The war which the Chester Bicycle Club has inaugurated against the Chester and Darby Telford Road promises to spread through all of the cycler’s organizations and it is said that the League of American Wheelmen will shortly issue a bulletin taking cognizance of the alleged unfairness of the company toward wheelmen. The Chester Bicycle Club, until this year, paid the Telford Road Company an annual fee of seventy-five dollars and in consideration of this fact all members of the cub were privileged to ride on the pike without paying toll at the six tollgates. This was very convenient to the members and the pike was used a great deal by the wheelmen of this city and by the visiting clubs which rode to Chester during the cycling season. But this year the officers of the Telford Road Company concluded that it was worth at least three hundred dollars to the Bicycle Club to have the privileges of the pike, and so raised the figures of the annual charge to that amount. The bicycle people had expected to pay an increased rate, as the membership of the club has increased, but were staggered when they learned that this year’s rate was to be four times the amount paid last year. The club very promptly decided not to pay what they considered was an outrageous charge and determined to get along as far as possible without using the pike.

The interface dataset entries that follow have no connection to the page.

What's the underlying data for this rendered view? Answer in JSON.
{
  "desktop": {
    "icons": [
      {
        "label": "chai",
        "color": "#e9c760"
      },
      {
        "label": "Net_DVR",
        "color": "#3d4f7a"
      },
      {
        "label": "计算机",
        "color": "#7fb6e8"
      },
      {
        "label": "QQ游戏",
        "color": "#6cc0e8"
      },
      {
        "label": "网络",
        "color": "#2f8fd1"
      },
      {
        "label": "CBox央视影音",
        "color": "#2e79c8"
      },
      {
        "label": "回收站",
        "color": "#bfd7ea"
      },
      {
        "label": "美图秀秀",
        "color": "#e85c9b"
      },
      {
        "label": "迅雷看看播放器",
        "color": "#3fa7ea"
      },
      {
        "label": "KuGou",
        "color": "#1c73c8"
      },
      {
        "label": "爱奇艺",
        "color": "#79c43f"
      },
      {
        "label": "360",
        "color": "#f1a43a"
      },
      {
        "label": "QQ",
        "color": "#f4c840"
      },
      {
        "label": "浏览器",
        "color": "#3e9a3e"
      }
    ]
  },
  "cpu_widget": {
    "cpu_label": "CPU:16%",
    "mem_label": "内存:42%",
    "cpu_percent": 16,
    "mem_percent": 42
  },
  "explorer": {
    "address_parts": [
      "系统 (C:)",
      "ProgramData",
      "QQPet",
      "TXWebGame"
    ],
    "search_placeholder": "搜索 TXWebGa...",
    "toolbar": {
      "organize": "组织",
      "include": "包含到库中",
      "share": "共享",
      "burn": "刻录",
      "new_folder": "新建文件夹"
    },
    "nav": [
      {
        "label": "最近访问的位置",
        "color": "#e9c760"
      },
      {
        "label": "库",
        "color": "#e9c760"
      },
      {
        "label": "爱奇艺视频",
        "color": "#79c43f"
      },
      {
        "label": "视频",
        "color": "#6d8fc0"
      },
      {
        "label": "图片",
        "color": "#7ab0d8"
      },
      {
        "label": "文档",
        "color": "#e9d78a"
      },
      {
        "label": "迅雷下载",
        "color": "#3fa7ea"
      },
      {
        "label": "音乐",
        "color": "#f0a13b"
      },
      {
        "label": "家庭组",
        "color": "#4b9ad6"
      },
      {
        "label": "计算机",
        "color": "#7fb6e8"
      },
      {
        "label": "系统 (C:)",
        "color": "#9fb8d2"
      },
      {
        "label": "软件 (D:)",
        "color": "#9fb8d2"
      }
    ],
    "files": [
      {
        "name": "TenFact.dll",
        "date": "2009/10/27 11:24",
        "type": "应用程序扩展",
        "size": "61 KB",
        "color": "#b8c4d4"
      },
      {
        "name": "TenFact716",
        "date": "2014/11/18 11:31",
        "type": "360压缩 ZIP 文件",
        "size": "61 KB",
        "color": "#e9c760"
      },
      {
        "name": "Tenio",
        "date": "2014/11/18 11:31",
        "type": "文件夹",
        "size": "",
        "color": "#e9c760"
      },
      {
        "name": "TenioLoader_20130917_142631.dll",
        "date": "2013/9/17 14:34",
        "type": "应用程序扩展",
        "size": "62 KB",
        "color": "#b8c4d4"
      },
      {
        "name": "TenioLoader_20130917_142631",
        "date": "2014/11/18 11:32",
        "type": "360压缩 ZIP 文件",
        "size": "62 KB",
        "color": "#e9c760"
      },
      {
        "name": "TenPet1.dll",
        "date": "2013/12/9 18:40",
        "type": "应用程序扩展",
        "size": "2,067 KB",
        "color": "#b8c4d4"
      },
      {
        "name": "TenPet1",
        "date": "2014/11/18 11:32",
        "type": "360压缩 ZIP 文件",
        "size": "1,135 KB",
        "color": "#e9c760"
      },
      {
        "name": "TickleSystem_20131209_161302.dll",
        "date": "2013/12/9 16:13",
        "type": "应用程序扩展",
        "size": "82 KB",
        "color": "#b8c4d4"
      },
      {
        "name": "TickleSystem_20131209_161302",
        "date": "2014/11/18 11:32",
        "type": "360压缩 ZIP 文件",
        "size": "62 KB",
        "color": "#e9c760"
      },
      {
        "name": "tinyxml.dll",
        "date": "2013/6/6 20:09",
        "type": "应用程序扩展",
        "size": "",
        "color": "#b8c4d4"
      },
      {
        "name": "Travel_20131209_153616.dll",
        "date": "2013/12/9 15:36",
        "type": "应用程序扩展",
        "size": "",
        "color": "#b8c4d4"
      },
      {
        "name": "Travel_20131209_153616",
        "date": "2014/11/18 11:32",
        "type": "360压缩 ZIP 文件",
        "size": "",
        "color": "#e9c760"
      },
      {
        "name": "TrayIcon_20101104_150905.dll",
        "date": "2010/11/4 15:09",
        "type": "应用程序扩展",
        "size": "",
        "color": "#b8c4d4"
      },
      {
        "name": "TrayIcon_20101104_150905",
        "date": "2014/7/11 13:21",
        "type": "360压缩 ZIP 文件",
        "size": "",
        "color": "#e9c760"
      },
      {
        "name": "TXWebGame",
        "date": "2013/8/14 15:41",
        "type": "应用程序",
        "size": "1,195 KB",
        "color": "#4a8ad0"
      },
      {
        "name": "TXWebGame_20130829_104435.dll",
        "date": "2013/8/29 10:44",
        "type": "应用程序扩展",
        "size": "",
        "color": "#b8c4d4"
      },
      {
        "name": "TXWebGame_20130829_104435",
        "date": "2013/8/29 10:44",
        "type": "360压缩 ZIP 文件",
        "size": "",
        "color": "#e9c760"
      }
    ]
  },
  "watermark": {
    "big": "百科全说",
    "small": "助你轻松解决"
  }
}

The fight will not end here, however, as the bicycle clubs in Philadelphia and the great national organization, the League of American Wheelmen, have taken the matter up and all members will be warned of the high toll rates charged on the pike. It is said that the new map of the State wheel routes, issued by the L.A.W. and which is authority for cyclers everywhere will show the route to Chester by way of the Island Road to Moore, and thence to Ridley Park by the Lake Road and to Chester from Crum Lynne by the pike. This will necessitate passing only one tollgate on the pike and will save wheelmen five cents toll each way. The result will make quite a difference to the Telford Road Company if the wheelmen carry out the war, as a great deal of revenue was derived from bicycles, and this has been constantly increasing.
The Island Road has been put in splendid condition by the supervisors of Tinicum Township and as it is very nearly level, wheelmen say that it is much more pleasant than the Telford Road. By way of Penrose Ferry, this road connects with the smooth asphalt of Broad Street, Philadelphia and makes a very fine bicycle road.
The officers of the Telford Road Company say that they raised the charge on the bicycle clubs because they found by investigation that the members used the pike sufficiently to warrant the charges they have made. In addition to the members, a great many others undoubtedly rode through the gates and by shouting “Chester” eluded the gatekeepers. Now that no clubs are given special privileges, all wheelmen are stopped and dishonest riders have little chance of being successful in avoiding the toll. The Telford people do not think the war will make any very great difference in the receipts of the road, as they say that the smooth surface of the pike is so enticing to wheelmen that they will ride that way whether the clubs boycott the road or not.
WOMEN WILL ASSIST – A representative of the Women’s Bicycle Club of this city which now numbers eighty members, says that an effort will be made to enlist the cooperation of all women riders to use their effort for the adoption of a new road between Chester and Philadelphia. “We have paid our amount this year,” she said, “but next year we shall contribute this money toward the above object. Each one of us is willing to pay one dollar for the establishment of the new route, so that the turnpike road will be boycotted.”